TechCrunch understands that a local conglomerate has agreed to purchase Zalora Thailand for just $10 million, although the deal is not closed yet. The acquirer of the Vietnam business is not known right now. (Incidentally, Rocket Internet sold Foodpanda Vietnam last year.)

The timing of these exits is particularly interesting. Japan’s Rakuten recently quit Southeast Asiaselling its Thailand-based business in the process — while Alibaba bought that majority stake in Lazada just before the company ran out of cash. Rocket Internet bagged a respectable 15X return on its investment, but other investors were left disappointed with modest exits after being sold on the ambitious vision of building Lazada into the Amazon of Southeast Asia.

Southeast Asia has long sat in the shadow of larger markets like China and India, but, with over 500 million consumers and a raising middle class, it has potential to be very significant. However, with just three percent of commerce happening online, inconsistent logistics and differing cultures across the region, building a successful e-commerce business is hugely challenging and capital intensive.

These sales appear to mark a new focus for Rocket Internet in Asia. The company has spent the past few years developing companies with serious scale — like Lazada, Zalora and Foodpanda — but it recently announced a new strategy that takes it back to launching early-stage startups in the region — such as budget hotel network Zen Rooms. It isn’t just Southeast Asia where it is getting out of its more capital-intensive businesses. Beyond Lazada and Zalora, Rocket Internet sold India-based Fab Furnish this month, and it is reportedly looking for buyers to take Foodpanda India and e-commerce player Jabong off its hands.

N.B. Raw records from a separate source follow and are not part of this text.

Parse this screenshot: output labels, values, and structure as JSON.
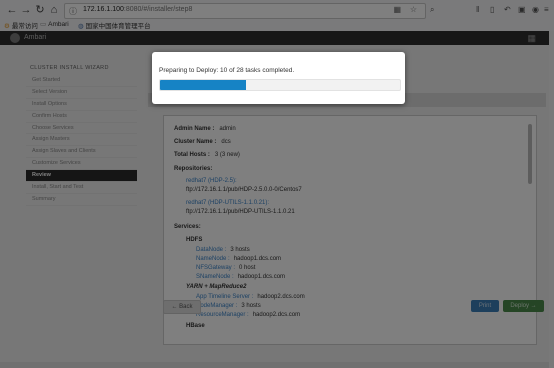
{
  "browser": {
    "url_host": "172.16.1.100",
    "url_path": ":8080/#/installer/step8",
    "bookmarks": [
      "最常访问",
      "Ambari",
      "国家中国体育管理平台"
    ]
  },
  "app": {
    "brand": "Ambari"
  },
  "sidebar": {
    "title": "CLUSTER INSTALL WIZARD",
    "steps": [
      {
        "label": "Get Started"
      },
      {
        "label": "Select Version"
      },
      {
        "label": "Install Options"
      },
      {
        "label": "Confirm Hosts"
      },
      {
        "label": "Choose Services"
      },
      {
        "label": "Assign Masters"
      },
      {
        "label": "Assign Slaves and Clients"
      },
      {
        "label": "Customize Services"
      },
      {
        "label": "Review"
      },
      {
        "label": "Install, Start and Test"
      },
      {
        "label": "Summary"
      }
    ]
  },
  "review": {
    "admin_name_label": "Admin Name :",
    "admin_name": "admin",
    "cluster_name_label": "Cluster Name :",
    "cluster_name": "dcs",
    "total_hosts_label": "Total Hosts :",
    "total_hosts": "3 (3 new)",
    "repositories_label": "Repositories:",
    "repo1_name": "redhat7 (HDP-2.5):",
    "repo1_url": "ftp://172.16.1.1/pub/HDP-2.5.0.0-0/Centos7",
    "repo2_name": "redhat7 (HDP-UTILS-1.1.0.21):",
    "repo2_url": "ftp://172.16.1.1/pub/HDP-UTILS-1.1.0.21",
    "services_label": "Services:",
    "hdfs_label": "HDFS",
    "hdfs_rows": [
      {
        "k": "DataNode :",
        "v": "3 hosts"
      },
      {
        "k": "NameNode :",
        "v": "hadoop1.dcs.com"
      },
      {
        "k": "NFSGateway :",
        "v": "0 host"
      },
      {
        "k": "SNameNode :",
        "v": "hadoop1.dcs.com"
      }
    ],
    "yarn_label": "YARN + MapReduce2",
    "yarn_rows": [
      {
        "k": "App Timeline Server :",
        "v": "hadoop2.dcs.com"
      },
      {
        "k": "NodeManager :",
        "v": "3 hosts"
      },
      {
        "k": "ResourceManager :",
        "v": "hadoop2.dcs.com"
      }
    ],
    "hbase_label": "HBase"
  },
  "buttons": {
    "back": "← Back",
    "print": "Print",
    "deploy": "Deploy →"
  },
  "modal": {
    "message": "Preparing to Deploy: 10 of 28 tasks completed.",
    "progress_fraction": 0.357
  },
  "colors": {
    "progress": "#1683c5",
    "sidebar_active": "#2a2a2a",
    "print_button": "#3a7fb8",
    "deploy_button": "#4a8b4a"
  }
}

Featured Image: Syed Ikhwan/Flickr (IMAGE HAS BEEN MODIFIED)